HOW TO COMPLETE THIS TASK |
Pull every line holding the string "will" from the records below.
::: PROVIDED DATA
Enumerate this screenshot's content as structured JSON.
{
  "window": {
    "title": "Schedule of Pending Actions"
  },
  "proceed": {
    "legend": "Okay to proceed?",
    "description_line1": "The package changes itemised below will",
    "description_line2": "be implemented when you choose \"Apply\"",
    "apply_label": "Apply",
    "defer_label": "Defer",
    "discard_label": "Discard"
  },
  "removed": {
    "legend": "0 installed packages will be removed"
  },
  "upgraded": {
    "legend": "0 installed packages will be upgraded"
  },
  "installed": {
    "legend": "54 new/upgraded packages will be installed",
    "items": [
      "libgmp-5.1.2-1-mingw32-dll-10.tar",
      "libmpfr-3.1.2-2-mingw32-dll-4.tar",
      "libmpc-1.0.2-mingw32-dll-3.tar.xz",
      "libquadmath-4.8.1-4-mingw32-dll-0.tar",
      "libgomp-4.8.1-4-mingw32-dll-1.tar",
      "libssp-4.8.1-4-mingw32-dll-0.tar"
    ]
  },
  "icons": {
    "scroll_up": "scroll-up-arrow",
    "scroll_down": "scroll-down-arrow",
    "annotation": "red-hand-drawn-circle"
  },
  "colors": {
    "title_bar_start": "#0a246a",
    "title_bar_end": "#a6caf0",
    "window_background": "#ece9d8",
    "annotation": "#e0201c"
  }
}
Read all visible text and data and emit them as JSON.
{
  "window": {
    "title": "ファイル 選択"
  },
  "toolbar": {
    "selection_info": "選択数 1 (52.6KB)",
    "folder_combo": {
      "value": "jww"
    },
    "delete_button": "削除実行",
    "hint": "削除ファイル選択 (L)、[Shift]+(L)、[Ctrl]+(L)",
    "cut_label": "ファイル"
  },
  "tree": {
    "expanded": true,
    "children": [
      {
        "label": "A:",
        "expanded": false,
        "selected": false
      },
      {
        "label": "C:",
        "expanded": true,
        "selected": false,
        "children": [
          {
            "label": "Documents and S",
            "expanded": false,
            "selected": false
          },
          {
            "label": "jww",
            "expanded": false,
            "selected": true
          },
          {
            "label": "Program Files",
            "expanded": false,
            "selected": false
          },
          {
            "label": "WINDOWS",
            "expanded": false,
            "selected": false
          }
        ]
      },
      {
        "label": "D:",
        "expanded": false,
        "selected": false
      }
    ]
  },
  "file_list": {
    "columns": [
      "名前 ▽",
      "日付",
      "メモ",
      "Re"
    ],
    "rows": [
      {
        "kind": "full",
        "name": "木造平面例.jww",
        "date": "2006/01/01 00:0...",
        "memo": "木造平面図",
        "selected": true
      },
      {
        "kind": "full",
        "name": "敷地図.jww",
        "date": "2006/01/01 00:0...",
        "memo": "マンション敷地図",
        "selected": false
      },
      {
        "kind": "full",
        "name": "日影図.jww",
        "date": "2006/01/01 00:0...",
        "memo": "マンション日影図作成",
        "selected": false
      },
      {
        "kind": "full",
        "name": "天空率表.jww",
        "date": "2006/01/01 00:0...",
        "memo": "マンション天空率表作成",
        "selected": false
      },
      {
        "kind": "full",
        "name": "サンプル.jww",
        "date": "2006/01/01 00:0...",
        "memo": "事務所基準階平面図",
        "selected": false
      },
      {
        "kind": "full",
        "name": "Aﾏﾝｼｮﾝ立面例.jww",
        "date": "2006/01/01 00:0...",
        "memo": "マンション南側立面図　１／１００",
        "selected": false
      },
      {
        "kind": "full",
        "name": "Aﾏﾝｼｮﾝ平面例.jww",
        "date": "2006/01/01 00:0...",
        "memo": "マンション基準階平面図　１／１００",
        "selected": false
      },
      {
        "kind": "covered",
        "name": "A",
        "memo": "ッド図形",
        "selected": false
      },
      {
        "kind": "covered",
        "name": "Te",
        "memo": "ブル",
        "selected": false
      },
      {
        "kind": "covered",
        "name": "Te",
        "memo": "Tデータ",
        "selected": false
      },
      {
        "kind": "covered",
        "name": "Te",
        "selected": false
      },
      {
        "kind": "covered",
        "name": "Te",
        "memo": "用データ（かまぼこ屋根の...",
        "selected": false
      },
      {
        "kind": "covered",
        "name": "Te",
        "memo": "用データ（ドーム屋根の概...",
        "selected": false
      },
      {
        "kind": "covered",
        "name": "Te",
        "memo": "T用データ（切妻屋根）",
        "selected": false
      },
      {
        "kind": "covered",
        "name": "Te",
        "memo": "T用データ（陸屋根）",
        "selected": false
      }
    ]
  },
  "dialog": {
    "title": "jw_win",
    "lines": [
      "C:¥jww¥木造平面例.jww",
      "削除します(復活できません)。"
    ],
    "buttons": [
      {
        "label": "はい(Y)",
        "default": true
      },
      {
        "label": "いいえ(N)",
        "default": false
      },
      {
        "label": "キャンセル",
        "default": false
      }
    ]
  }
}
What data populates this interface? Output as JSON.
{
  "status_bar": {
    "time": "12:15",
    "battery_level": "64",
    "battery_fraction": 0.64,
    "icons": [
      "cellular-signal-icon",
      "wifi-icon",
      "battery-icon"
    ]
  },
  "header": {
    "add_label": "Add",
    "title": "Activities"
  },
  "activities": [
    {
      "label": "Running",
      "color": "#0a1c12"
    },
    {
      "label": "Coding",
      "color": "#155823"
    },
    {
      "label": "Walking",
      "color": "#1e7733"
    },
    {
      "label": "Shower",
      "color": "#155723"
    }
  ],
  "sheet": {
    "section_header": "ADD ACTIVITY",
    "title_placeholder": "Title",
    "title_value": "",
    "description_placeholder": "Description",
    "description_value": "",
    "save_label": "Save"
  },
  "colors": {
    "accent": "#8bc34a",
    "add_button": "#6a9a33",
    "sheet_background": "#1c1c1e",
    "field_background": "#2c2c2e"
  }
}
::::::
SOLUTION FOR THIS PROBLEM |
    "description_line1": "The package changes itemised below will",
    "legend": "0 installed packages will be removed"
    "legend": "0 installed packages will be upgraded"
    "legend": "54 new/upgraded packages will be installed",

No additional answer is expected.